Posted by: Rick Noll on January 31st, 2006
(Led Zeppelin – What Is And What Should Never Be)
The lay of the land rolled across my mind like an endless topographic map with those sporadic red and green indicator pins showing up where Bigfoot sightings and tracks had been found. Was there some common link between all these areas?
We were crossing Snoqualmie Pass when Dave mentioned that we were going to have to stop for gas soon. I wondered about this for a bit and then spoke up… “I thought you filled up before we left?” To keep the car going in a straight line Dave had to over-steer to the left and right about 10 inches or so and he looked like he was getting a pretty good work out.
“I did but there is a bullet hole half way up the gas tank and so I can only fill it so much.” Dave answered back. Dave and his brother apparently was target practicing with a 22 cal rifle one day out in the woods in back of their parent’s home. They had set up a tin can lid by nailing it to a tree. One of the shots hit the proverbial nail on the head, ricocheted back, hit his brother a glancing blow to the head, knocking him out and then nicked a rock near the rambler, bouncing up and you guessed it… hitting the gas tank.
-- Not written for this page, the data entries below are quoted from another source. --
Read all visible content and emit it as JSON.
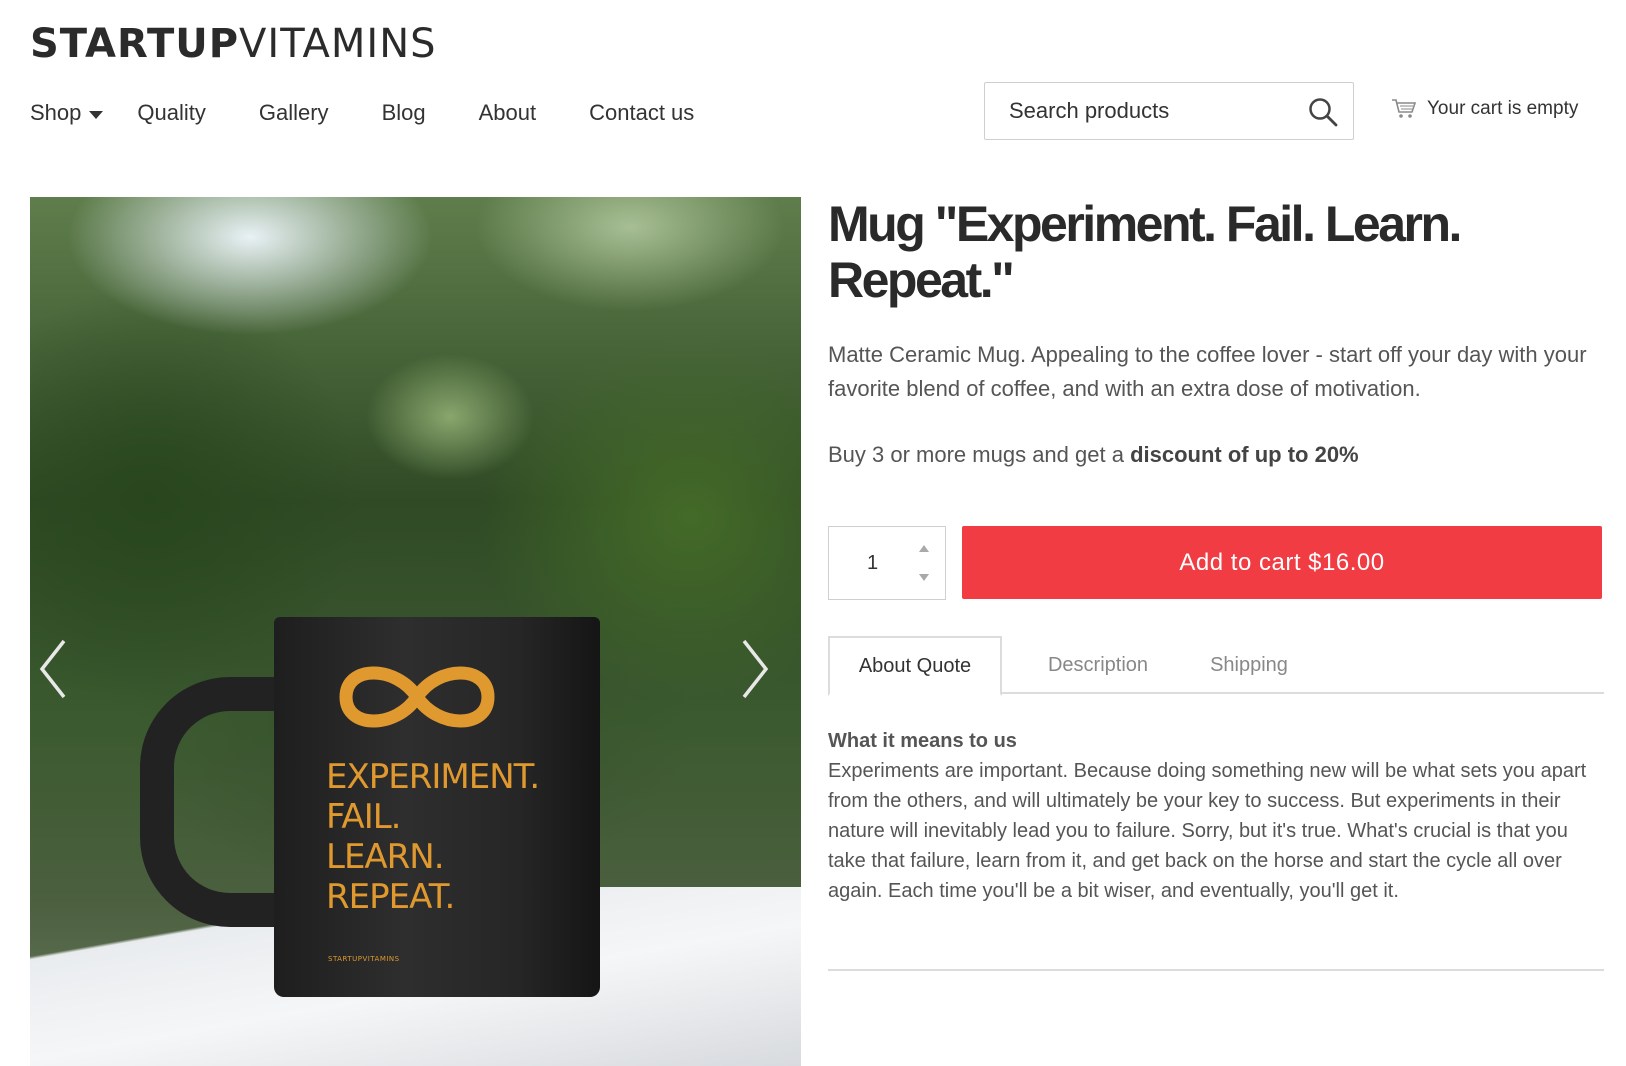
{
  "brand": {
    "logo_bold": "STARTUP",
    "logo_light": "VITAMINS"
  },
  "nav": {
    "items": [
      {
        "label": "Shop",
        "has_dropdown": true
      },
      {
        "label": "Quality"
      },
      {
        "label": "Gallery"
      },
      {
        "label": "Blog"
      },
      {
        "label": "About"
      },
      {
        "label": "Contact us"
      }
    ]
  },
  "search": {
    "placeholder": "Search products",
    "icon": "search-icon"
  },
  "cart": {
    "label": "Your cart is empty",
    "icon": "cart-icon"
  },
  "gallery": {
    "prev_icon": "chevron-left-icon",
    "next_icon": "chevron-right-icon",
    "mug_lines": [
      "EXPERIMENT.",
      "FAIL.",
      "LEARN.",
      "REPEAT."
    ],
    "mug_brand": "STARTUPVITAMINS"
  },
  "product": {
    "title": "Mug \"Experiment. Fail. Learn. Repeat.\"",
    "description": "Matte Ceramic Mug. Appealing to the coffee lover - start off your day with your favorite blend of coffee, and with an extra dose of motivation.",
    "promo_prefix": "Buy 3 or more mugs and get a ",
    "promo_bold": "discount of up to 20%",
    "quantity": "1",
    "add_to_cart_label": "Add to cart $16.00"
  },
  "tabs": [
    {
      "label": "About Quote",
      "active": true
    },
    {
      "label": "Description",
      "active": false
    },
    {
      "label": "Shipping",
      "active": false
    }
  ],
  "about_quote": {
    "heading": "What it means to us",
    "body": "Experiments are important. Because doing something new will be what sets you apart from the others, and will ultimately be your key to success. But experiments in their nature will inevitably lead you to failure. Sorry, but it's true. What's crucial is that you take that failure, learn from it, and get back on the horse and start the cycle all over again. Each time you'll be a bit wiser, and eventually, you'll get it."
  },
  "colors": {
    "accent": "#f03c42",
    "mug_text": "#e0992f",
    "text": "#333333"
  }
}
“Wow!” I said. “What happened to your brother?” Dave told me it scared the bejeebers out of him. He thought his brother was dead. There was some blood but he came around pretty quick. They laugh about it now but man, I can’t even imagine.
About 15 minutes later, Dave spoke again, telling me that he didn’t trust the gas gauge either. Sometimes it sticks in one position till he hits a good bump, jarring it loose. So… we really didn’t know what our gas situation was.
OK… the car only starts with compression, there is a hole in the gas tank and the fuel gauge doesn’t always work. What else do we have to worry about here? Is Bigfoot hunting supposed to be this hard?
I watched as small towns went past as we drove. I didn’t want to run out of gas and have to walk to get some. I didn’t even know if Dave had a gas can in the car. I just wanted to get to the site and start the investigation. Now I was wondering about how we were going to get back.
I kept reminding Dave about getting gas and he would say yeah the next town… you see there was also a hole in the muffler and the car made quite a bit of noise while driving, not allowing too much in the way of conversation. You could go back and re-read the quotes of our conversation above… but with us yelling it to one another.
(Pink Floyd – Fearless)
Oh yeah! One more thing… we couldn’t turn the heater on either… fumes.
It was very dark out now, but the snow gave an eerie glow in the headlights…
I don’t think I drifted off but with a start I looked out the front window of the Rambler. It was quiet. Too quiet. Damn… I wasn’t really mad. Just wondering how we were going to get out of this. We had just passed through Chelan and everything was closed. It was 2:00AM. Dave had decided to keep driving. We got about half a mile out of town before the Rambler died.
Now we had to wait for a station back in town to open up. We were tired, cold, thirsty and hungry. We started talking about what we knew of the events so far to keep ourselves occupied. Our situation slipped from our minds and at least I was lulled to sleep after a couple of hours talking. I think I dreamed of Bigfoot tracks in the snow…
I woke up and had to go to the bathroom. This woke Dave too. We were both freezing and had massive headaches; the air was a lot drier on the east side of the Cascades but it might also have been the very dry tuna sandwiches we had eaten on the road with nothing to wash them down with. Looking at the time we figured we could start walking back towards town to get some gas. Dave rolled down the station wagons back window and we looked in. There was all our gear… including food and drink. We had forgotten about our sleeping bags and began laughing at ourselves.
Yeah right… the fumes. At least my leg felt good being this cold.
Rick Noll has been actively searching for the Sasquatch since 1969 and continues his pursuit with extended field trips into the Pacific Northwest's most remote regions. Rick has worked with Peter Byrne, René Dahinden, Grover Krantz, John Green, Jeff Meldrum and the BFRO during all this. He helped with many documentaries on the subject including Animal X: The Skookum Expedition and Sasquatch: Legend Meets Science.